Another draped in a Venezuelan flag defiantly marched up to an armored truck and stared it down.

- 'March of silence' planned -

Clashes also broke out in the flashpoint western city of San Cristobal, Maracaibo in the north-west and Valencia in central Venezuela.

Late Thursday the government and opposition traded blows over events at a maternity hospital that prompted the evacuation of some 50 children.

The government said it was due to an attack by armed gangs, but the opposition blamed it on tear gas used to quell unrest.

The opposition called for new protests, a "march of silence" in all parts of the country on Saturday and a national road blockage on Monday.

Protesters blame Maduro -- heir of the leftist "Bolivarian revolution" launched by the late Hugo Chavez in 1999 -- for an economic crisis marked by severe shortages of food, medicine and basic goods.

Maduro says the protests seeking to oust him are supported by Washington.

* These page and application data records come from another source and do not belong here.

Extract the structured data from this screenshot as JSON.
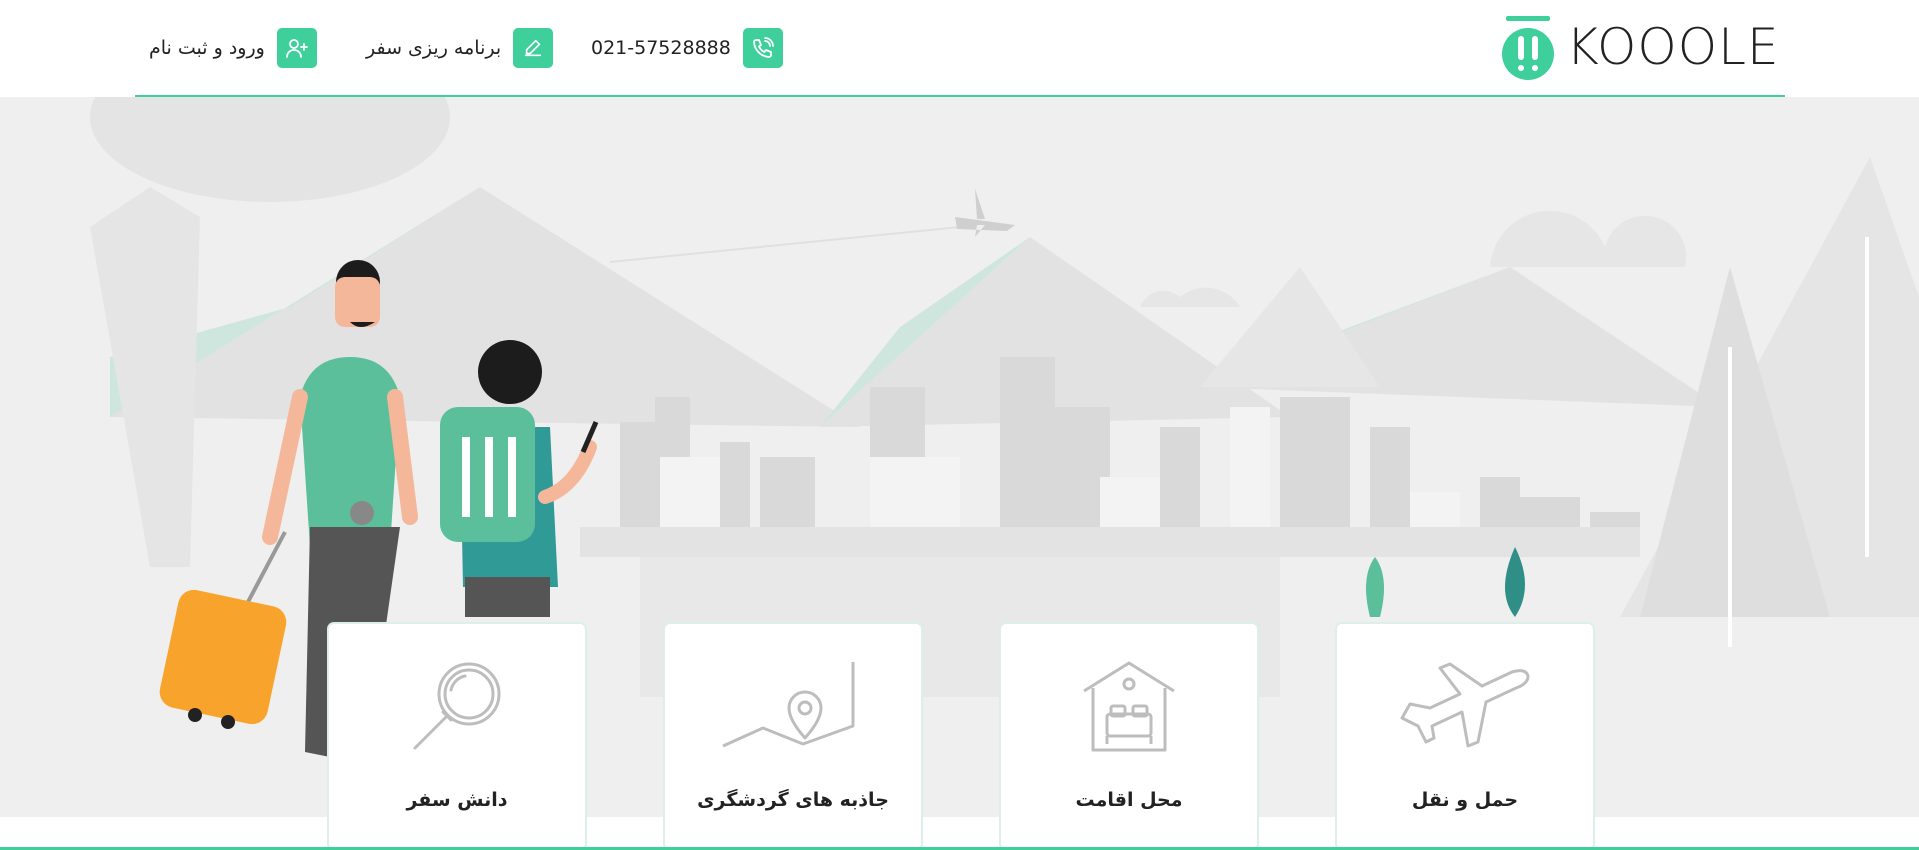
{
  "header": {
    "logo_text": "KOOOLE",
    "phone": "021-57528888",
    "phone_icon": "phone-icon",
    "trip_planning_label": "برنامه ریزی سفر",
    "trip_planning_icon": "pencil-icon",
    "login_label": "ورود و ثبت نام",
    "login_icon": "add-user-icon"
  },
  "cards": [
    {
      "label": "حمل و نقل",
      "icon": "airplane-icon"
    },
    {
      "label": "محل اقامت",
      "icon": "hotel-icon"
    },
    {
      "label": "جاذبه های گردشگری",
      "icon": "map-pin-icon"
    },
    {
      "label": "دانش سفر",
      "icon": "magnifier-icon"
    }
  ],
  "colors": {
    "accent": "#3ecf9a",
    "background": "#efefef",
    "text": "#222222"
  }
}
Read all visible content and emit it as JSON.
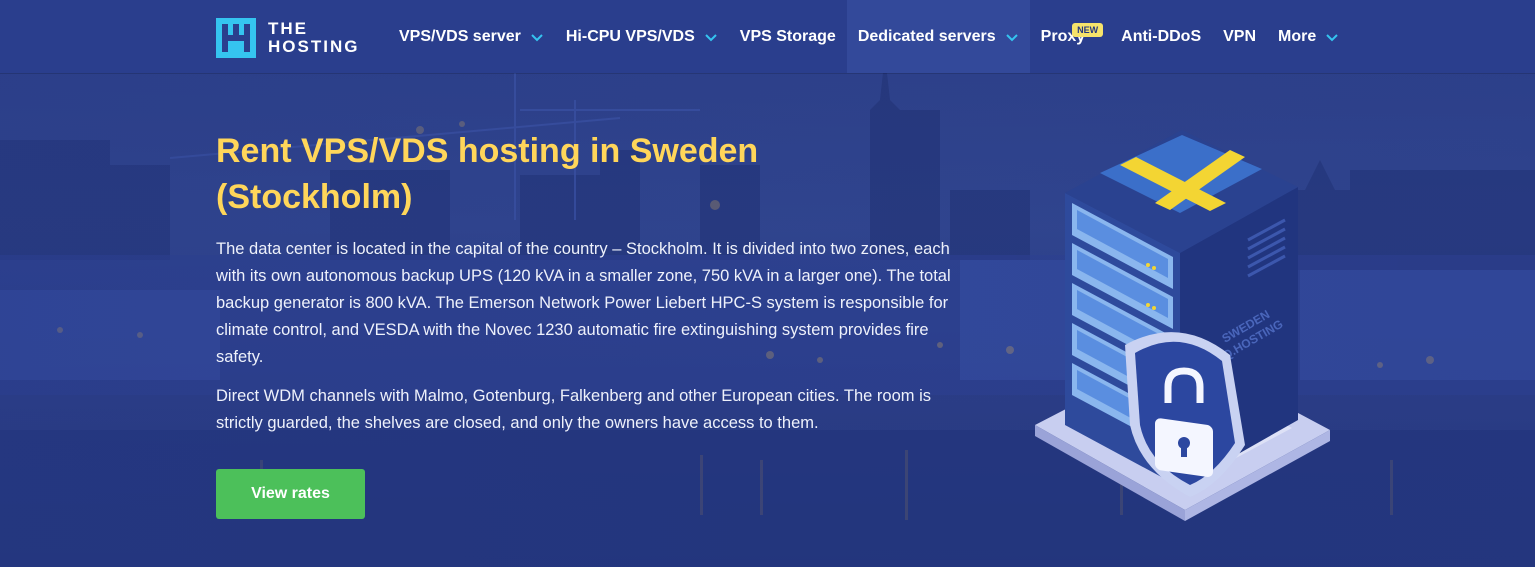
{
  "brand": {
    "line1": "THE",
    "line2": "HOSTING"
  },
  "nav": [
    {
      "label": "VPS/VDS server",
      "dropdown": true
    },
    {
      "label": "Hi-CPU VPS/VDS",
      "dropdown": true
    },
    {
      "label": "VPS Storage",
      "dropdown": false
    },
    {
      "label": "Dedicated servers",
      "dropdown": true
    },
    {
      "label": "Proxy",
      "badge": "NEW",
      "dropdown": false
    },
    {
      "label": "Anti-DDoS",
      "dropdown": false
    },
    {
      "label": "VPN",
      "dropdown": false
    },
    {
      "label": "More",
      "dropdown": true
    }
  ],
  "hero": {
    "title_line1": "Rent VPS/VDS hosting in Sweden",
    "title_line2": "(Stockholm)",
    "paragraph1": "The data center is located in the capital of the country – Stockholm. It is divided into two zones, each with its own autonomous backup UPS (120 kVA in a smaller zone, 750 kVA in a larger one). The total backup generator is 800 kVA. The Emerson Network Power Liebert HPC-S system is responsible for climate control, and VESDA with the Novec 1230 automatic fire extinguishing system provides fire safety.",
    "paragraph2": "Direct WDM channels with Malmo, Gotenburg, Falkenberg and other European cities. The room is strictly guarded, the shelves are closed, and only the owners have access to them.",
    "cta_label": "View rates"
  },
  "illustration": {
    "server_text_line1": "SWEDEN",
    "server_text_line2": "PQ.HOSTING"
  },
  "colors": {
    "header_bg": "#2a3e8d",
    "title": "#ffd65a",
    "cta": "#4cc05a",
    "chevron": "#35c4f0",
    "badge": "#f6e36b",
    "flag_blue": "#3b6fc9",
    "flag_yellow": "#f3d533"
  },
  "icons": [
    "logo-mark",
    "chevron-down-icon",
    "lock-icon",
    "shield-icon",
    "server-rack-icon"
  ]
}
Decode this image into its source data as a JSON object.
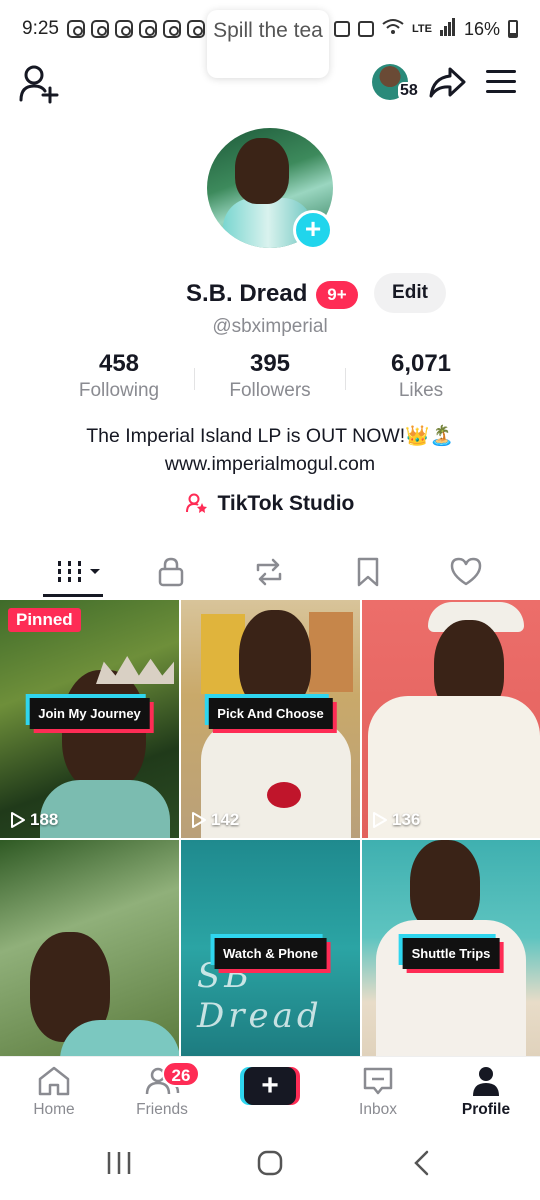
{
  "status_bar": {
    "time": "9:25",
    "network": "LTE",
    "battery_percent": "16%"
  },
  "header": {
    "tooltip": "Spill the tea",
    "mini_profile_count": "58"
  },
  "profile": {
    "display_name": "S.B. Dread",
    "notification_badge": "9+",
    "edit_label": "Edit",
    "handle": "@sbximperial",
    "bio_line1": "The Imperial Island LP is OUT NOW!👑🏝️",
    "bio_line2": "www.imperialmogul.com",
    "studio_label": "TikTok Studio"
  },
  "stats": [
    {
      "value": "458",
      "label": "Following"
    },
    {
      "value": "395",
      "label": "Followers"
    },
    {
      "value": "6,071",
      "label": "Likes"
    }
  ],
  "tabs": [
    "videos-tab",
    "private-tab",
    "reposts-tab",
    "saved-tab",
    "liked-tab"
  ],
  "videos": [
    {
      "caption": "Join My Journey",
      "views": "188",
      "pinned": "Pinned"
    },
    {
      "caption": "Pick And Choose",
      "views": "142"
    },
    {
      "caption": "",
      "views": "136"
    },
    {
      "caption": "",
      "views": ""
    },
    {
      "caption": "Watch & Phone",
      "views": ""
    },
    {
      "caption": "Shuttle Trips",
      "views": ""
    }
  ],
  "bottom_nav": {
    "home": "Home",
    "friends": "Friends",
    "friends_badge": "26",
    "inbox": "Inbox",
    "profile": "Profile"
  },
  "colors": {
    "accent_red": "#fe2c55",
    "accent_cyan": "#20d5ec",
    "text_primary": "#161823",
    "text_secondary": "#8a8b91"
  }
}
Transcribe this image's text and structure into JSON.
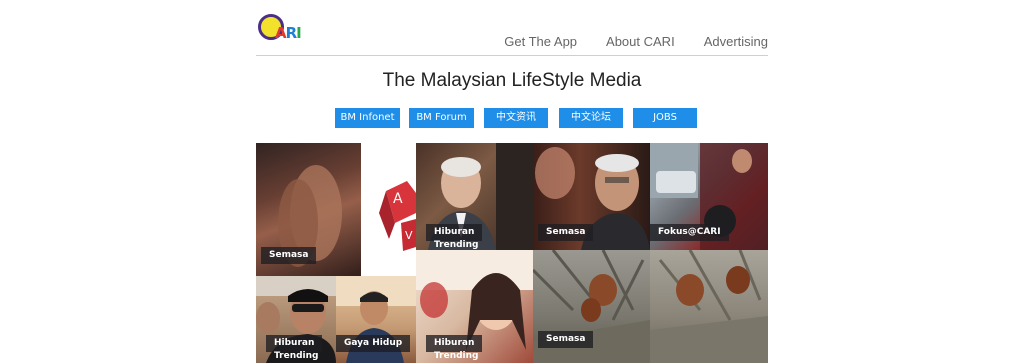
{
  "logo": {
    "text_parts": [
      "A",
      "R",
      "I"
    ]
  },
  "nav": {
    "items": [
      "Get The App",
      "About CARI",
      "Advertising"
    ]
  },
  "tagline": "The Malaysian LifeStyle Media",
  "categories": [
    "BM Infonet",
    "BM Forum",
    "中文资讯",
    "中文论坛",
    "JOBS"
  ],
  "tiles": [
    {
      "label": "Semasa",
      "sub": ""
    },
    {
      "label": "",
      "sub": ""
    },
    {
      "label": "Hiburan",
      "sub": "Trending"
    },
    {
      "label": "Semasa",
      "sub": ""
    },
    {
      "label": "Fokus@CARI",
      "sub": ""
    },
    {
      "label": "Hiburan",
      "sub": "Trending"
    },
    {
      "label": "Gaya Hidup",
      "sub": ""
    },
    {
      "label": "Hiburan",
      "sub": "Trending"
    },
    {
      "label": "Semasa",
      "sub": ""
    },
    {
      "label": "",
      "sub": ""
    }
  ],
  "colors": {
    "button": "#1e8ee8",
    "label_bg": "#1e1e23",
    "logo_yellow": "#f2e22b",
    "logo_purple": "#4b2f86"
  }
}
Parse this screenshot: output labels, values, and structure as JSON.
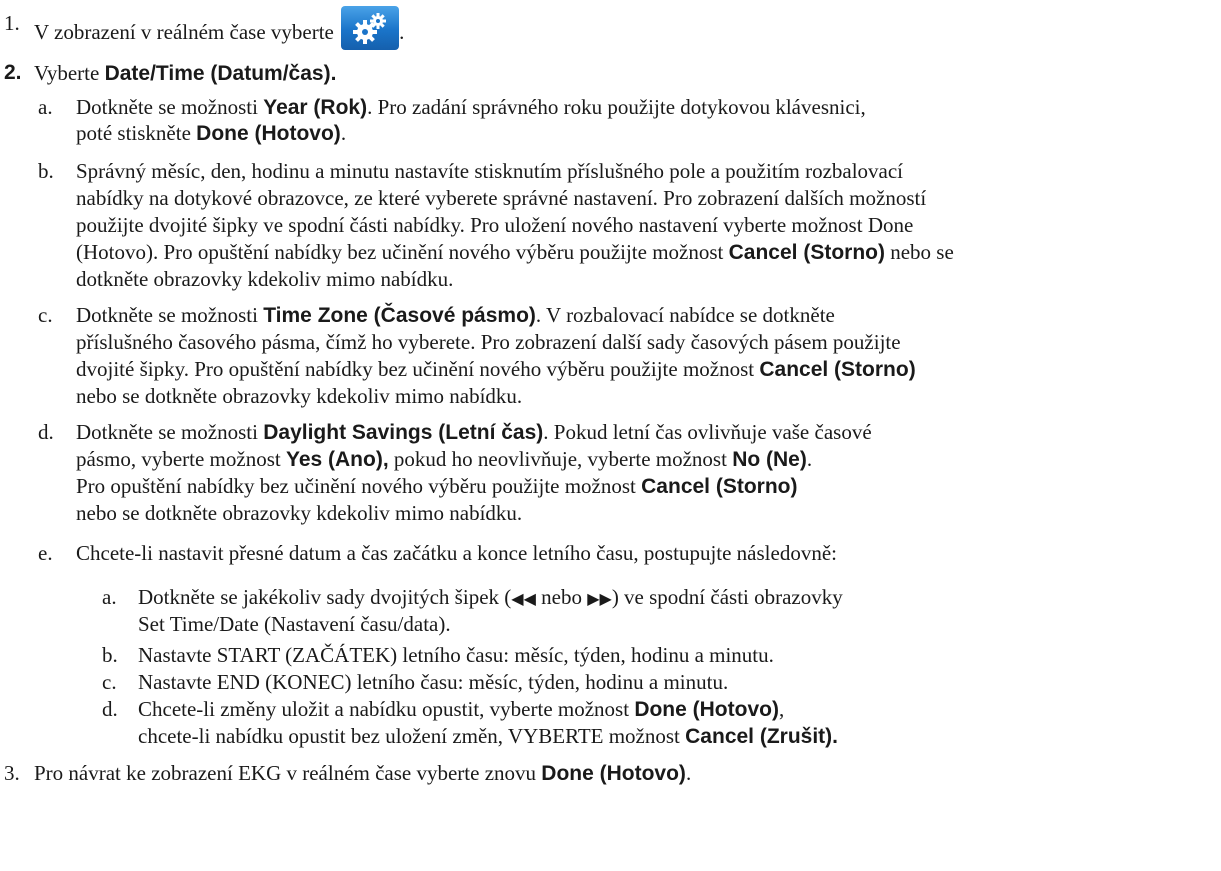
{
  "step1": {
    "num": "1.",
    "text": "V zobrazení v reálném čase vyberte",
    "end": ".",
    "icon": "settings-gears-icon",
    "icon_color": "#1a74c9"
  },
  "step2": {
    "num": "2.",
    "pre": "Vyberte ",
    "bold": "Date/Time (Datum/čas).",
    "a": {
      "num": "a.",
      "l1_pre": "Dotkněte se možnosti ",
      "l1_bold": "Year (Rok)",
      "l1_post": ". Pro zadání správného roku použijte dotykovou klávesnici,",
      "l2_pre": "poté stiskněte ",
      "l2_bold": "Done (Hotovo)",
      "l2_post": "."
    },
    "b": {
      "num": "b.",
      "l1": "Správný měsíc, den, hodinu a minutu nastavíte stisknutím příslušného pole a použitím rozbalovací",
      "l2": "nabídky na dotykové obrazovce, ze které vyberete správné nastavení. Pro zobrazení dalších možností",
      "l3": "použijte dvojité šipky ve spodní části nabídky. Pro uložení nového nastavení vyberte možnost Done",
      "l4_pre": "(Hotovo). Pro opuštění nabídky bez učinění nového výběru použijte možnost ",
      "l4_bold": "Cancel (Storno)",
      "l4_post": " nebo se",
      "l5": "dotkněte obrazovky kdekoliv mimo nabídku."
    },
    "c": {
      "num": "c.",
      "l1_pre": "Dotkněte se možnosti ",
      "l1_bold": "Time Zone (Časové pásmo)",
      "l1_post": ". V rozbalovací nabídce se dotkněte",
      "l2": "příslušného časového pásma, čímž ho vyberete. Pro zobrazení další sady časových pásem použijte",
      "l3_pre": "dvojité šipky. Pro opuštění nabídky bez učinění nového výběru použijte možnost ",
      "l3_bold": "Cancel (Storno)",
      "l4": "nebo se dotkněte obrazovky kdekoliv mimo nabídku."
    },
    "d": {
      "num": "d.",
      "l1_pre": "Dotkněte se možnosti ",
      "l1_bold": "Daylight Savings (Letní čas)",
      "l1_post": ". Pokud letní čas ovlivňuje vaše časové",
      "l2_pre": "pásmo, vyberte možnost ",
      "l2_bold1": "Yes (Ano),",
      "l2_mid": " pokud ho neovlivňuje, vyberte možnost ",
      "l2_bold2": "No (Ne)",
      "l2_post": ".",
      "l3_pre": "Pro opuštění nabídky bez učinění nového výběru použijte možnost ",
      "l3_bold": "Cancel (Storno)",
      "l4": "nebo se dotkněte obrazovky kdekoliv mimo nabídku."
    },
    "e": {
      "num": "e.",
      "text": "Chcete-li nastavit přesné datum a čas začátku a konce letního času, postupujte následovně:",
      "sub": {
        "a": {
          "num": "a.",
          "l1_pre": "Dotkněte se jakékoliv sady dvojitých šipek (",
          "arrow_left": "◀◀",
          "l1_mid": " nebo ",
          "arrow_right": "▶▶",
          "l1_post": ") ve spodní části obrazovky",
          "l2": "Set Time/Date (Nastavení času/data)."
        },
        "b": {
          "num": "b.",
          "text": "Nastavte START (ZAČÁTEK) letního času: měsíc, týden, hodinu a minutu."
        },
        "c": {
          "num": "c.",
          "text": "Nastavte END (KONEC) letního času: měsíc, týden, hodinu a minutu."
        },
        "d": {
          "num": "d.",
          "l1_pre": "Chcete-li změny uložit a nabídku opustit, vyberte možnost ",
          "l1_bold": "Done (Hotovo)",
          "l1_post": ",",
          "l2_pre": "chcete-li nabídku opustit bez uložení změn, VYBERTE možnost ",
          "l2_bold": "Cancel (Zrušit)."
        }
      }
    }
  },
  "step3": {
    "num": "3.",
    "pre": "Pro návrat ke zobrazení EKG v reálném čase vyberte znovu ",
    "bold": "Done (Hotovo)",
    "post": "."
  }
}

On Thursday, Maduro said the opposition was ready to begin dialogue, but his opponents denied the claim, saying the only way forward would be to call new elections.

In a posting on Twitter, senior opposition leader Henrique Capriles slammed Maduro as a "dictator" and "mythomaniac."

"No one believes him, however, about dialogue, which the Venezuelans will do with their VOTE!" he wrote.

- Shot in the head -

Pressure on Maduro has been mounting since 2014, as falling prices for Venezuela's crucial oil exports have sent the once-booming economy into a tailspin.

The crisis escalated after March 30 when the Supreme Court moved to seize the powers of the legislature, the only lever of state authority not controlled by Maduro and his allies.

Hundreds took part in Wednesday's marches during which a 17-year-old teenager and a 23-year-old woman died after being shot in the head by masked gunmen.

Maduro's camp said a soldier outside Caracas was also killed.

Looting also erupted with businesses ransacked in western Caracas and people carting off food and beer, residents said.

The opposition accuses Maduro of letting state forces and gangs of armed thugs violently repress demonstrators.

Interior Minister Nestor Reverol said one person had been arrested for the soldier's death, and prosecutors say they are investigating the other two protest deaths.

- Calls for calm -

The escalation of Venezuela's political crisis has galvanized the often divided opposition in its efforts to force Maduro from power.

The president, in turn, has urged his supporters, the military and civilian militias to defend the "revolution."

International concern over the situation is growing, with UN Secretary-General Antonio Guterres on Thursday urging all sides to make "concrete gestures" to ease the tension and the European Union urging the parties to "de-escalate" the conflict.

The opposition has urged the military -- a pillar of Maduro's power -- to abandon him.

But Defense Minister General Vladimir Padrino Lopez has pledged the army's "unconditional loyalty."

Figures published by pollster Venebarometro show seven in 10 Venezuelans disapprove of Maduro, whose term does not end until 2019.

The president said Wednesday he was willing to face his opponents at the ballot box in order to put "interventionist right-wingers in their place."

The next presidential election only due in December 2018.